_WHAT TO WORK ON_. Identify every line in the records below that contains the word "USDTRY", and reproduce each one.

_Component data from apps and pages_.
------------------------------------------------

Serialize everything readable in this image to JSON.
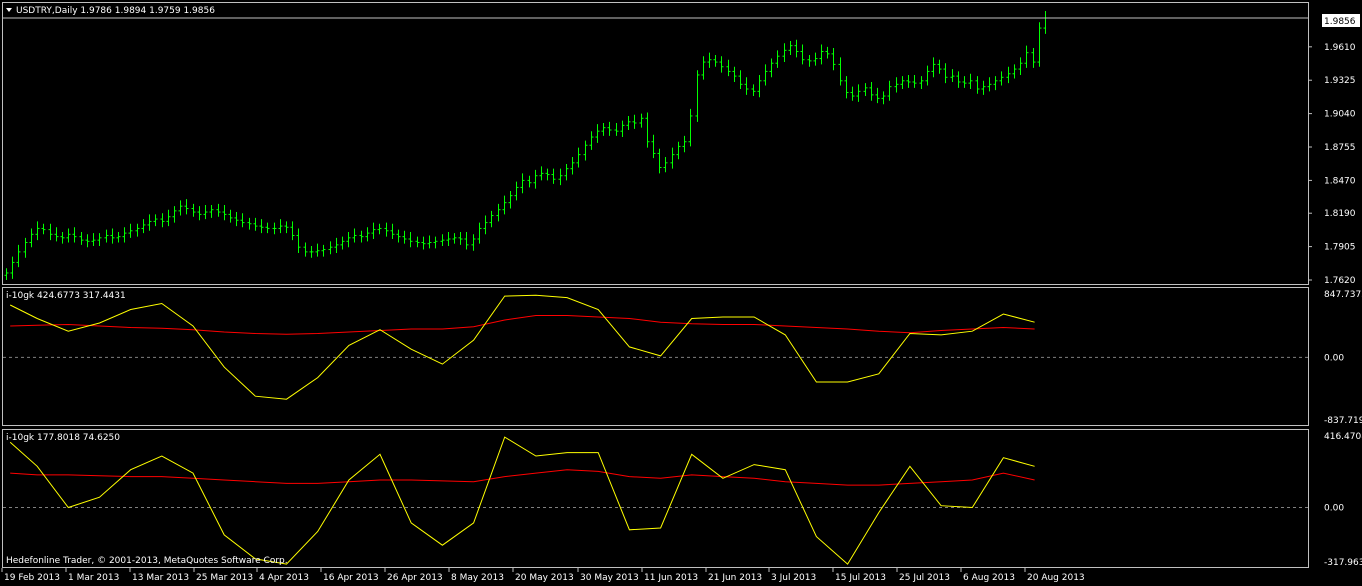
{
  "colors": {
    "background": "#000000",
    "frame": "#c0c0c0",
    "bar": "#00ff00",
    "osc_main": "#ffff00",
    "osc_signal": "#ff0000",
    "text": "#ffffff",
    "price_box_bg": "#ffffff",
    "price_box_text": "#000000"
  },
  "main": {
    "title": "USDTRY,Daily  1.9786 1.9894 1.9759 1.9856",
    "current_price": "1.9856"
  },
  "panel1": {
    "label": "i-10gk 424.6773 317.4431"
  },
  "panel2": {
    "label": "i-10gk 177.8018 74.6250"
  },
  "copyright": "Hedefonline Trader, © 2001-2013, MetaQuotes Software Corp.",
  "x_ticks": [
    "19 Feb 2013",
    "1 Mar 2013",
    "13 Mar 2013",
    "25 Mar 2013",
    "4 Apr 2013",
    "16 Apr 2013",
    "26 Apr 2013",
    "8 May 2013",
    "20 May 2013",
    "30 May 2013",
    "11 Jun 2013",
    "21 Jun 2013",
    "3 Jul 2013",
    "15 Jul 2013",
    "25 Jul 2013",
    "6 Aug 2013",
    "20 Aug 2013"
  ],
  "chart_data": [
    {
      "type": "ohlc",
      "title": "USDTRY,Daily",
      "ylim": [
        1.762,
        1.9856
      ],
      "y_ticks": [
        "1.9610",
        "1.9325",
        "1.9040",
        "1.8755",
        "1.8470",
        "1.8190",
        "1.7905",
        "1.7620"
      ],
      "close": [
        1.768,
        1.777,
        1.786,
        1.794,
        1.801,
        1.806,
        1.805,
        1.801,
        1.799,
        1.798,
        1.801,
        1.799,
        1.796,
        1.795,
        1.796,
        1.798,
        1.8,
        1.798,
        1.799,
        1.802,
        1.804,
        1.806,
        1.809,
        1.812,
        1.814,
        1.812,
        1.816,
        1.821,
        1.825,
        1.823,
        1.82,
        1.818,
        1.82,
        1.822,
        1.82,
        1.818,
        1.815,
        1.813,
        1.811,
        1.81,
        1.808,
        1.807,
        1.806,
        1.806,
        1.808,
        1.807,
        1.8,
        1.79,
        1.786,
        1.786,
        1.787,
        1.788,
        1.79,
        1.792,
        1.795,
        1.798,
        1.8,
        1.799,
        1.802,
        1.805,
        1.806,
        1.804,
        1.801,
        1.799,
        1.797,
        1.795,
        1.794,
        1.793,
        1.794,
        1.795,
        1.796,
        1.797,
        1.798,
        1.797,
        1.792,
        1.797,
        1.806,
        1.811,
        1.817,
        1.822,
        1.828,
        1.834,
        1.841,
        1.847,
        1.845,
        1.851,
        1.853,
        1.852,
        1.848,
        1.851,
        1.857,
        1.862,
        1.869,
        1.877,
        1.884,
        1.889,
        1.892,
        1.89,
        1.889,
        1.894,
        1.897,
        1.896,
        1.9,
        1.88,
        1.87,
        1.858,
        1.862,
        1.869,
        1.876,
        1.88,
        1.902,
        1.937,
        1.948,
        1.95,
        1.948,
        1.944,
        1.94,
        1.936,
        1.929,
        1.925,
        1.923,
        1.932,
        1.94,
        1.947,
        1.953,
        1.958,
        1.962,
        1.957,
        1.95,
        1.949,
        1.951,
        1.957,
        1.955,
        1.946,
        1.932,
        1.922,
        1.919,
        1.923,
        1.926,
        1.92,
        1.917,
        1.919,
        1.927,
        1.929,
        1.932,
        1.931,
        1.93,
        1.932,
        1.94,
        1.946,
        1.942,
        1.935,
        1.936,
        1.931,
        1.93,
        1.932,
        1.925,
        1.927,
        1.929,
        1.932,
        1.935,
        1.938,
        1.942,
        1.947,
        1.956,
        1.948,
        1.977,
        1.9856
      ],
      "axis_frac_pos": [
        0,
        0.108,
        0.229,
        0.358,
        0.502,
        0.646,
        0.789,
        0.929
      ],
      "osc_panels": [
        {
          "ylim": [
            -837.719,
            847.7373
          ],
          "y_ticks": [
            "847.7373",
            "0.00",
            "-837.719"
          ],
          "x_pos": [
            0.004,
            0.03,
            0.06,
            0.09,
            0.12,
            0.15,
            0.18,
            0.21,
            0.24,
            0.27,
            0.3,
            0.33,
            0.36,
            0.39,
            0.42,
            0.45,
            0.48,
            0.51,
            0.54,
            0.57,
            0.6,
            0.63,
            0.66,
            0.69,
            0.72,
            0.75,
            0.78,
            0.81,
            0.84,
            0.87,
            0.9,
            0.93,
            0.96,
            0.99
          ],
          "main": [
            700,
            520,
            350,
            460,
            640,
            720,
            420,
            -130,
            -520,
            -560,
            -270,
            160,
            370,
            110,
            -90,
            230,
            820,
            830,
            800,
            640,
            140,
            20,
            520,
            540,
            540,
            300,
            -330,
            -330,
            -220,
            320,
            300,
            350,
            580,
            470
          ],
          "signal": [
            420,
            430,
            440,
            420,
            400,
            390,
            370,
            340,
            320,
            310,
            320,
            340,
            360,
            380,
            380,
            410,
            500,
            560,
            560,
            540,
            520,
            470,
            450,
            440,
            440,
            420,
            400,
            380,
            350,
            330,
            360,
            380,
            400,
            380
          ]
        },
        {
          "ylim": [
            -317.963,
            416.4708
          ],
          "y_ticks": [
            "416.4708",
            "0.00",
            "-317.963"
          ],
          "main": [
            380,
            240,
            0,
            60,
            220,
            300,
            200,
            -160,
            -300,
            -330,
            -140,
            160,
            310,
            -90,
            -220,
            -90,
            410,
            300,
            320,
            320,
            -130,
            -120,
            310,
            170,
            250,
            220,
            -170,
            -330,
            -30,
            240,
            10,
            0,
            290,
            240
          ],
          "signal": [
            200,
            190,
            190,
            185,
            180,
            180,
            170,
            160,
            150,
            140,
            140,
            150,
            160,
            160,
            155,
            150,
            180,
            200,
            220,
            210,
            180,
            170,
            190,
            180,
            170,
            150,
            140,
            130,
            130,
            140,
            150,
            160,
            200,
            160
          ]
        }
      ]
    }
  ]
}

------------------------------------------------

_YOUR RESPONSE_.
    "title": "USDTRY,Daily  1.9786 1.9894 1.9759 1.9856",
      "title": "USDTRY,Daily",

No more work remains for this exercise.